  1. Sandra Keith says:

    Last week I posted on FB how much I missed my husband and someone commented that “God’s timing is always perfect.” I wanted to write back and sear them on both sides. As a Christian, I know all of that. Does it mean I don’t miss Jim? Does it mean I shouldn’t be grieving? People say the most hurtful and stupid things and while they are well-meaning, they would be better off to say nothing. A hug or an “I’m so sorry” goes a long way. And while I’m thankful Jim is with the Lord and out of the Parkinson’s diseased body, I miss him and I think that feeling should be acknowledged as valid.

    • admin says:

      I’m so sorry that you’re hurting, Sandy. Regardless of everything you know, even as a Christian, you still miss your husband whom you loved before and still love now. That has not changed, and never will. And it doesn’t mean that you should not grieve over his death. Grieving is natural, and you’re doing just what you’re supposed to be doing. I’m sorry you’ve had to hear hurtful remarks — and yes, they do hurt!
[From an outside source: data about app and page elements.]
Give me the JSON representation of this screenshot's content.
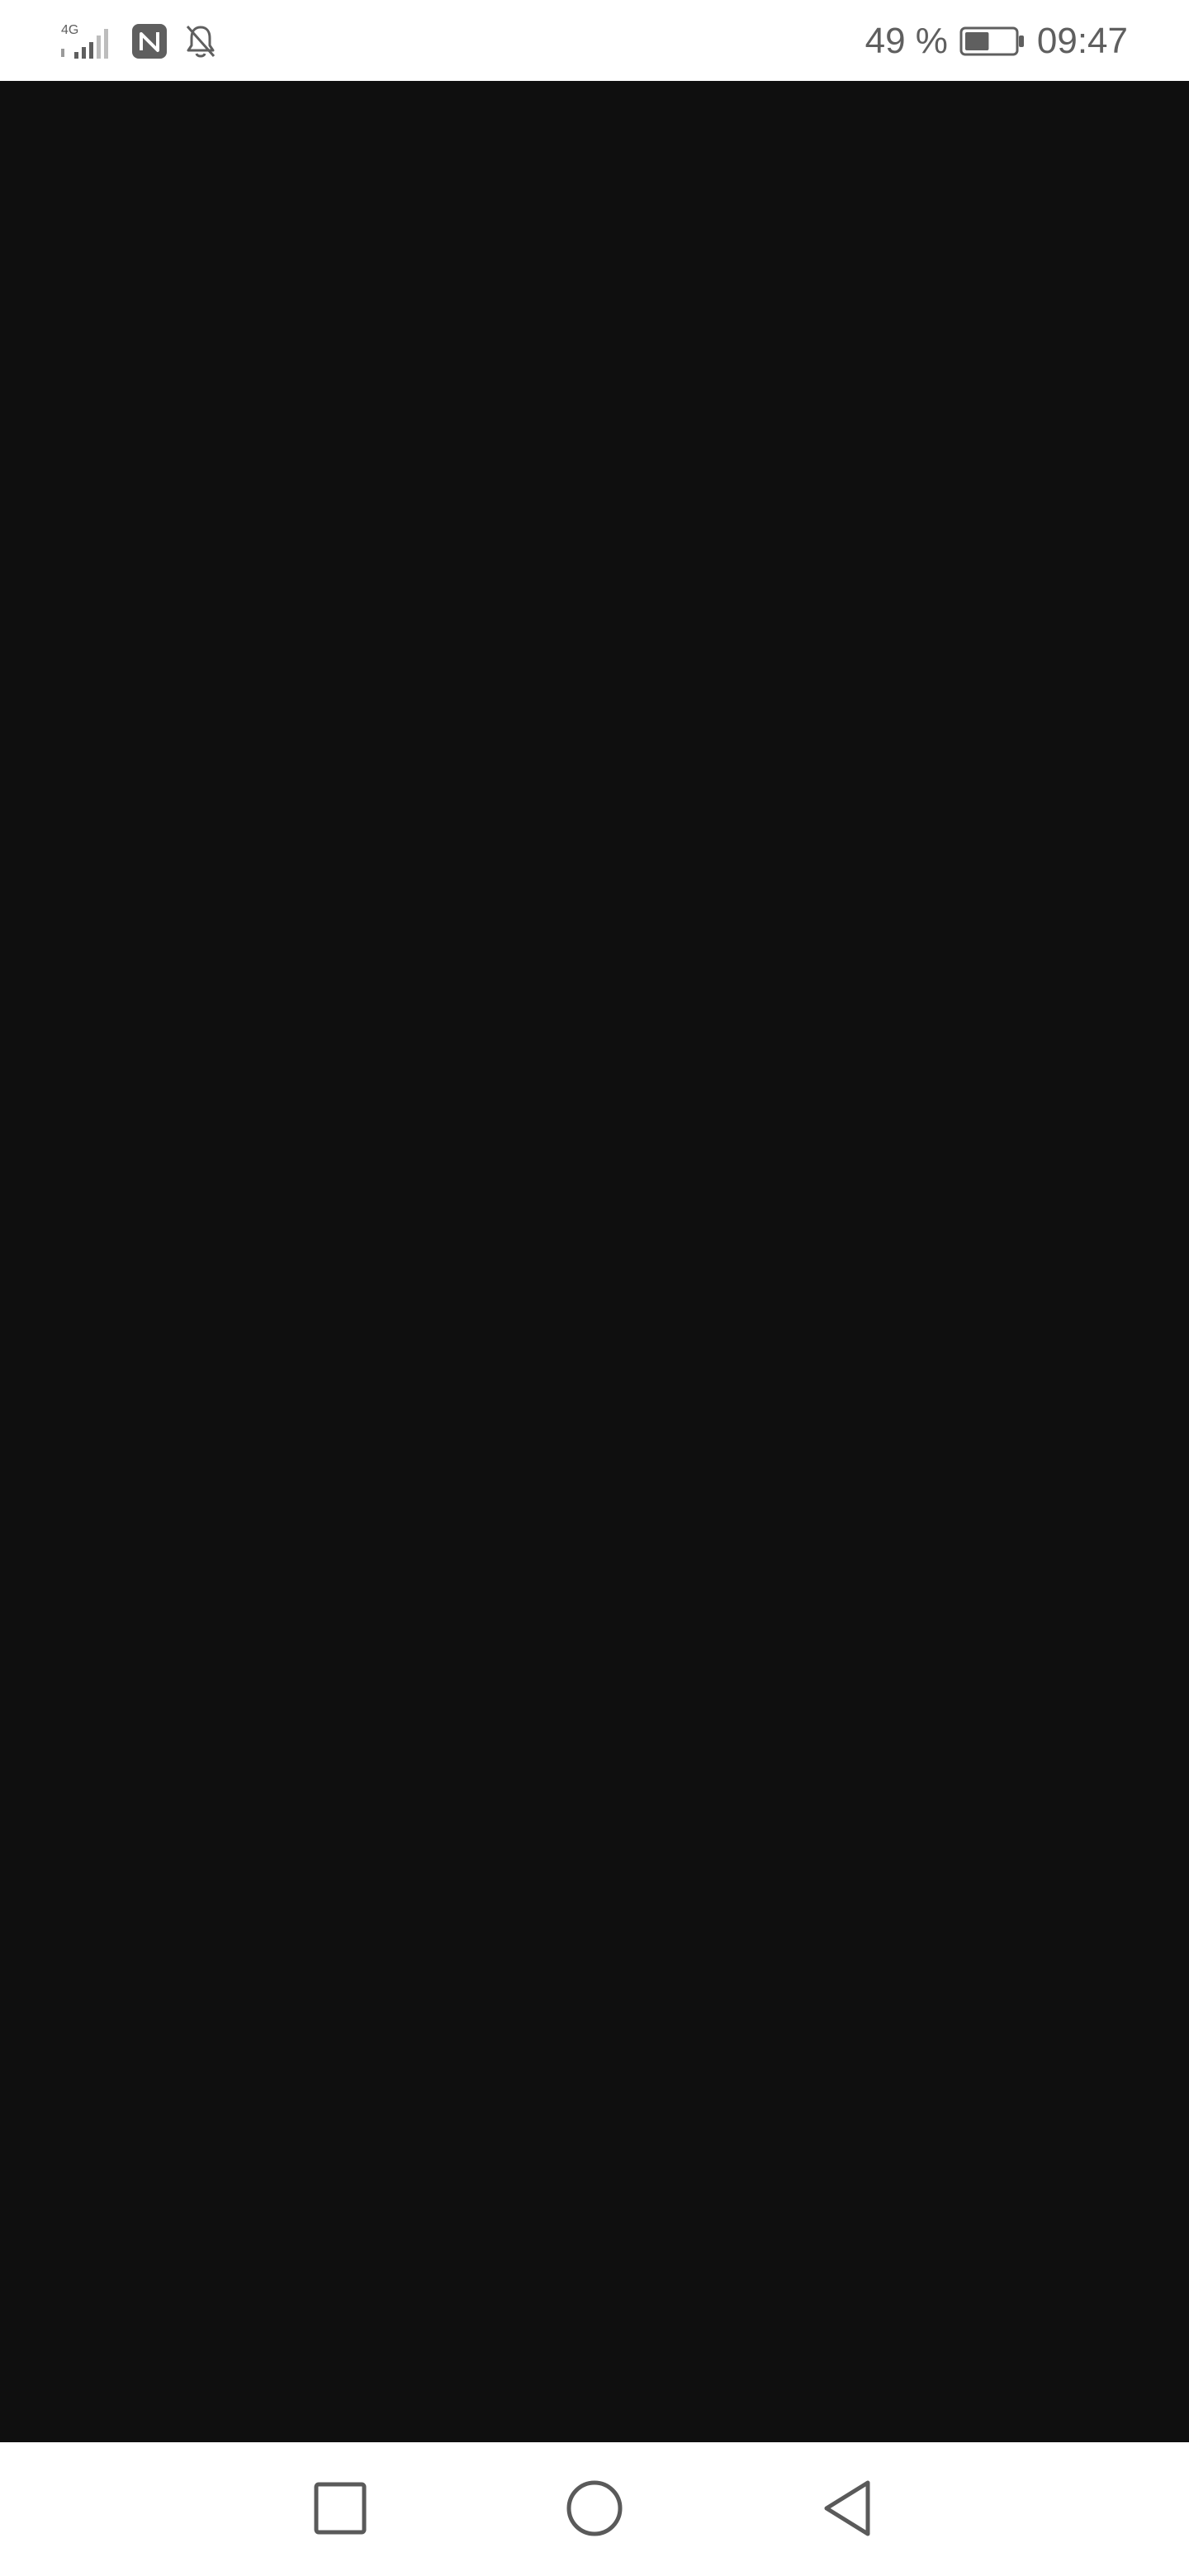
{
  "status_bar": {
    "network_type": "4G",
    "battery_percent_label": "49 %",
    "battery_level": 0.49,
    "time": "09:47",
    "icons": [
      "signal-icon",
      "nfc-icon",
      "bell-off-icon",
      "battery-icon"
    ]
  },
  "content": {
    "background_color": "#0f0f0f"
  },
  "navigation_bar": {
    "buttons": [
      "recent-apps-icon",
      "home-icon",
      "back-icon"
    ]
  },
  "colors": {
    "status_icon": "#5f5f5f",
    "nav_icon": "#5a5a5a",
    "bar_background": "#ffffff"
  }
}
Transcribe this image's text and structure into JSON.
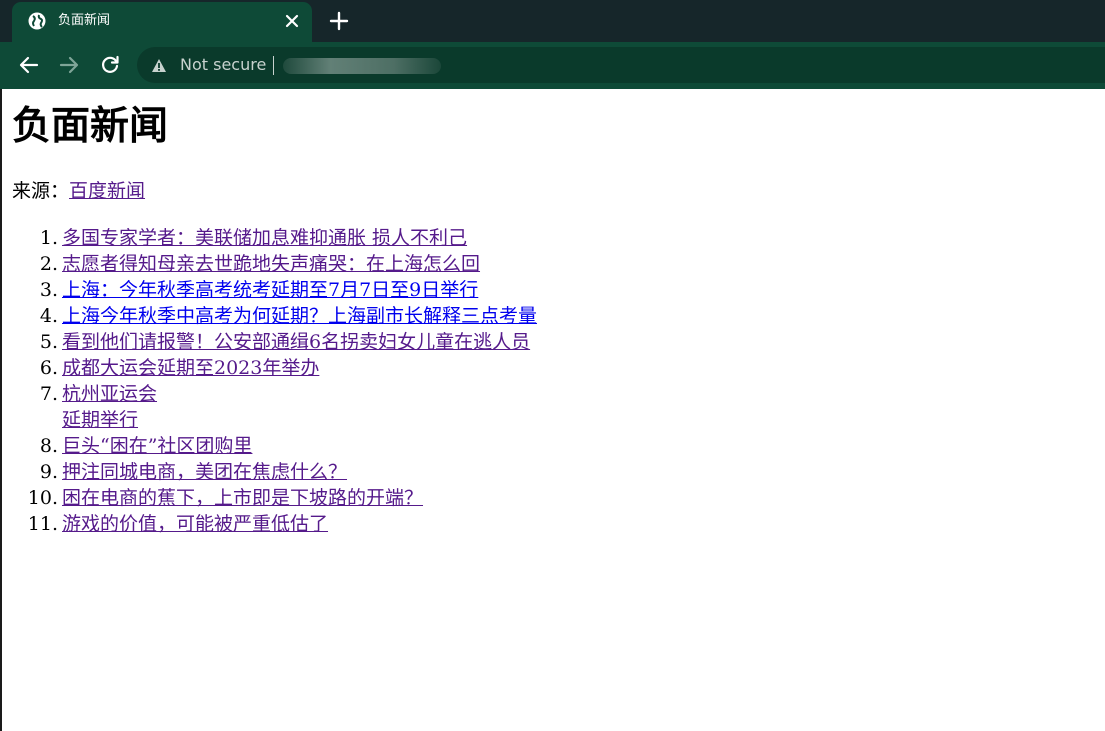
{
  "browser": {
    "tab_title": "负面新闻",
    "security_label": "Not secure",
    "colors": {
      "tabstrip": "#16262a",
      "toolbar": "#0e4a37",
      "omnibox": "#0a3a2b"
    }
  },
  "page": {
    "title": "负面新闻",
    "source_prefix": "来源：",
    "source_link": "百度新闻",
    "news": [
      {
        "num": "1.",
        "lines": [
          "多国专家学者：美联储加息难抑通胀 损人不利己"
        ],
        "visited": true
      },
      {
        "num": "2.",
        "lines": [
          "志愿者得知母亲去世跪地失声痛哭：在上海怎么回"
        ],
        "visited": true
      },
      {
        "num": "3.",
        "lines": [
          "上海：今年秋季高考统考延期至7月7日至9日举行"
        ],
        "visited": false
      },
      {
        "num": "4.",
        "lines": [
          "上海今年秋季中高考为何延期？上海副市长解释三点考量"
        ],
        "visited": false
      },
      {
        "num": "5.",
        "lines": [
          "看到他们请报警！公安部通缉6名拐卖妇女儿童在逃人员"
        ],
        "visited": true
      },
      {
        "num": "6.",
        "lines": [
          "成都大运会延期至2023年举办"
        ],
        "visited": true
      },
      {
        "num": "7.",
        "lines": [
          "杭州亚运会",
          "延期举行"
        ],
        "visited": true
      },
      {
        "num": "8.",
        "lines": [
          "巨头“困在”社区团购里"
        ],
        "visited": true
      },
      {
        "num": "9.",
        "lines": [
          "押注同城电商，美团在焦虑什么？"
        ],
        "visited": true
      },
      {
        "num": "10.",
        "lines": [
          "困在电商的蕉下，上市即是下坡路的开端？"
        ],
        "visited": true
      },
      {
        "num": "11.",
        "lines": [
          "游戏的价值，可能被严重低估了"
        ],
        "visited": true
      }
    ],
    "link_colors": {
      "visited": "#551a8b",
      "unvisited": "#0000ee"
    }
  }
}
Even though people don’t mean to say the wrong things, often they do. Just know that you have every right to grieve the loss of your husband whom you dearly love. And you have the right to grieve in your own way and in your own time. There are people who support you and who care about what you’re going through, and who understand how difficult the grief process is. If possible, try to remind yourself of those things when you hear something hurtful or well-meaning, but upsetting. People just don’t always understand, especially if they haven’t been where you are now. God bless you as you continue this journey of love toward healing.